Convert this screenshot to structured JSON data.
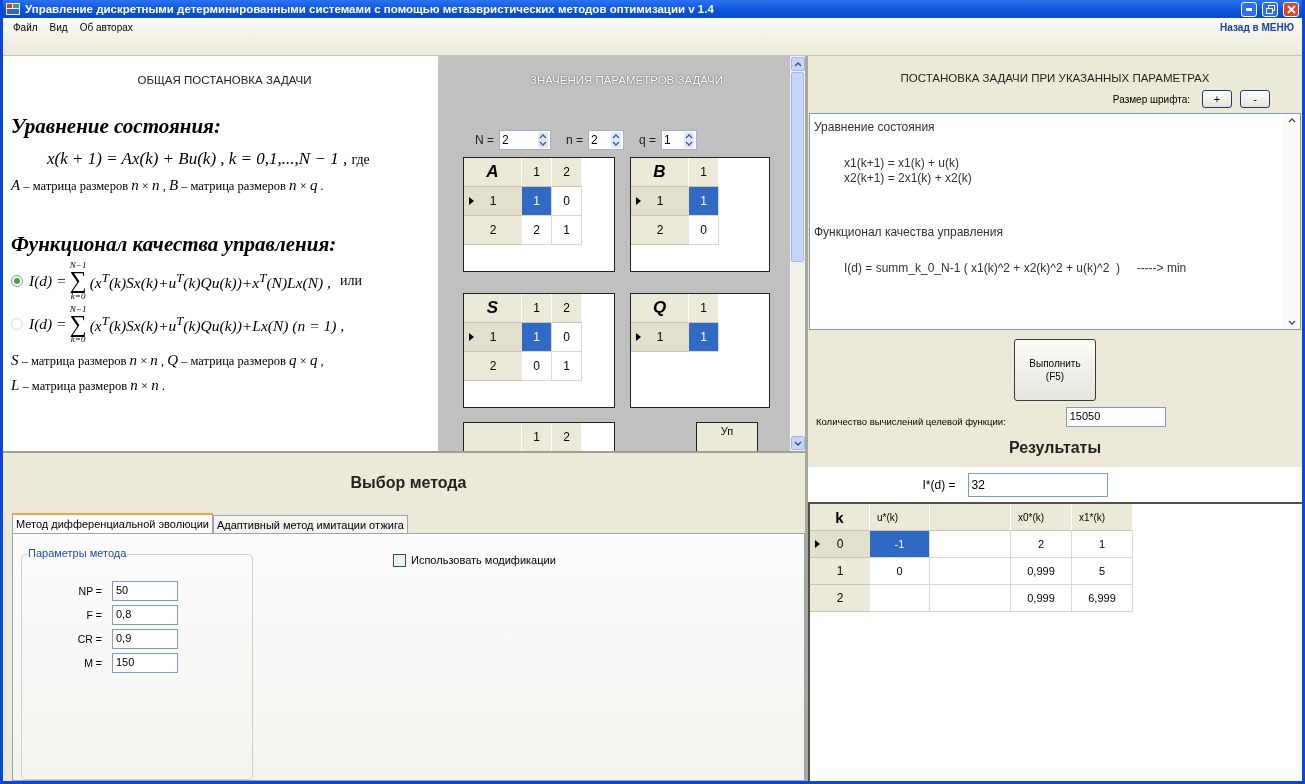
{
  "window": {
    "title": "Управление дискретными детерминированными системами с помощью метаэвристических методов оптимизации v 1.4"
  },
  "menu": {
    "items": [
      "Файл",
      "Вид",
      "Об авторах"
    ],
    "back_link": "Назад в МЕНЮ"
  },
  "general_statement": {
    "title": "ОБЩАЯ ПОСТАНОВКА ЗАДАЧИ",
    "state_heading": "Уравнение состояния:",
    "state_equation": "x(k + 1) = Ax(k) + Bu(k) ,  k = 0,1,...,N − 1 ,",
    "state_suffix": "где",
    "state_note": "*A* – матрица размеров *n* × *n* ,  *B* – матрица размеров *n* × *q* .",
    "functional_heading": "Функционал качества управления:",
    "functional_options": [
      {
        "selected": true,
        "prefix": "I(d) =",
        "upper": "N−1",
        "symbol": "∑",
        "lower": "k=0",
        "body": "(x$^{T}$(k)Sx(k)+u$^{T}$(k)Qu(k))+x$^{T}$(N)Lx(N) ,",
        "suffix": "или"
      },
      {
        "selected": false,
        "prefix": "I(d) =",
        "upper": "N−1",
        "symbol": "∑",
        "lower": "k=0",
        "body": "(x$^{T}$(k)Sx(k)+u$^{T}$(k)Qu(k))+Lx(N)   (n = 1) ,"
      }
    ],
    "notes": [
      "*S* – матрица размеров *n* × *n* ,  *Q* – матрица размеров *q* × *q* ,",
      "*L* – матрица размеров *n* × *n* ."
    ]
  },
  "parameters": {
    "title": "ЗНАЧЕНИЯ ПАРАМЕТРОВ ЗАДАЧИ",
    "spinners": [
      {
        "label": "N =",
        "value": "2"
      },
      {
        "label": "n =",
        "value": "2"
      },
      {
        "label": "q =",
        "value": "1"
      }
    ],
    "matrices": [
      {
        "name": "A",
        "columns": [
          "1",
          "2"
        ],
        "rows": [
          {
            "label": "1",
            "current": true,
            "cells": [
              {
                "value": "1",
                "selected": true
              },
              {
                "value": "0",
                "selected": false
              }
            ]
          },
          {
            "label": "2",
            "current": false,
            "cells": [
              {
                "value": "2",
                "selected": false
              },
              {
                "value": "1",
                "selected": false
              }
            ]
          }
        ]
      },
      {
        "name": "B",
        "columns": [
          "1"
        ],
        "rows": [
          {
            "label": "1",
            "current": true,
            "cells": [
              {
                "value": "1",
                "selected": true
              }
            ]
          },
          {
            "label": "2",
            "current": false,
            "cells": [
              {
                "value": "0",
                "selected": false
              }
            ]
          }
        ]
      },
      {
        "name": "S",
        "columns": [
          "1",
          "2"
        ],
        "rows": [
          {
            "label": "1",
            "current": true,
            "cells": [
              {
                "value": "1",
                "selected": true
              },
              {
                "value": "0",
                "selected": false
              }
            ]
          },
          {
            "label": "2",
            "current": false,
            "cells": [
              {
                "value": "0",
                "selected": false
              },
              {
                "value": "1",
                "selected": false
              }
            ]
          }
        ]
      },
      {
        "name": "Q",
        "columns": [
          "1"
        ],
        "rows": [
          {
            "label": "1",
            "current": true,
            "cells": [
              {
                "value": "1",
                "selected": true
              }
            ]
          }
        ]
      }
    ],
    "partial_matrix": {
      "columns": [
        "1",
        "2"
      ]
    },
    "partial_button": "Уп"
  },
  "specific_statement": {
    "title": "ПОСТАНОВКА ЗАДАЧИ ПРИ УКАЗАННЫХ ПАРАМЕТРАХ",
    "font_size_label": "Размер шрифта:",
    "font_buttons": [
      "+",
      "-"
    ],
    "lines": [
      {
        "kind": "heading",
        "text": "Уравнение состояния"
      },
      {
        "kind": "formula",
        "text": "x1(k+1) = x1(k) + u(k)"
      },
      {
        "kind": "formula",
        "text": "x2(k+1) = 2x1(k) + x2(k)"
      },
      {
        "kind": "heading",
        "text": "Функционал качества управления"
      },
      {
        "kind": "formula",
        "text": "I(d) = summ_k_0_N-1 ( x1(k)^2 + x2(k)^2 + u(k)^2  )     -----> min"
      }
    ]
  },
  "run_button": {
    "lines": [
      "Выполнить",
      "(F5)"
    ]
  },
  "evaluations": {
    "label": "Количество вычислений целевой функции:",
    "value": "15050"
  },
  "results": {
    "title": "Результаты",
    "objective_label": "I*(d) =",
    "objective_value": "32",
    "columns": [
      {
        "label": "k"
      },
      {
        "label": "u*(k)"
      },
      {},
      {
        "label": "x0*(k)"
      },
      {
        "label": "x1*(k)"
      }
    ],
    "rows": [
      {
        "current": true,
        "cells": [
          {
            "value": "0"
          },
          {
            "value": "-1",
            "selected": true
          },
          {
            "selected": false
          },
          {
            "value": "2",
            "selected": false
          },
          {
            "value": "1",
            "selected": false
          }
        ]
      },
      {
        "current": false,
        "cells": [
          {
            "value": "1"
          },
          {
            "value": "0",
            "selected": false
          },
          {
            "selected": false
          },
          {
            "value": "0,999",
            "selected": false
          },
          {
            "value": "5",
            "selected": false
          }
        ]
      },
      {
        "current": false,
        "cells": [
          {
            "value": "2"
          },
          {
            "selected": false
          },
          {
            "selected": false
          },
          {
            "value": "0,999",
            "selected": false
          },
          {
            "value": "6,999",
            "selected": false
          }
        ]
      }
    ]
  },
  "method": {
    "title": "Выбор метода",
    "tabs": [
      {
        "label": "Метод дифференциальной эволюции",
        "selected": true
      },
      {
        "label": "Адаптивный метод имитации отжига",
        "selected": false
      }
    ],
    "group_title": "Параметры метода",
    "params": [
      {
        "label": "NP =",
        "value": "50"
      },
      {
        "label": "F =",
        "value": "0,8"
      },
      {
        "label": "CR =",
        "value": "0,9"
      },
      {
        "label": "M =",
        "value": "150"
      }
    ],
    "checkbox": {
      "label": "Использовать модификации",
      "checked": false
    }
  }
}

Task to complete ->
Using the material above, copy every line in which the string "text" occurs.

Expected output ->
        "text": "Уравнение состояния"
        "text": "x1(k+1) = x1(k) + u(k)"
        "text": "x2(k+1) = 2x1(k) + x2(k)"
        "text": "Функционал качества управления"
        "text": "I(d) = summ_k_0_N-1 ( x1(k)^2 + x2(k)^2 + u(k)^2  )     -----> min"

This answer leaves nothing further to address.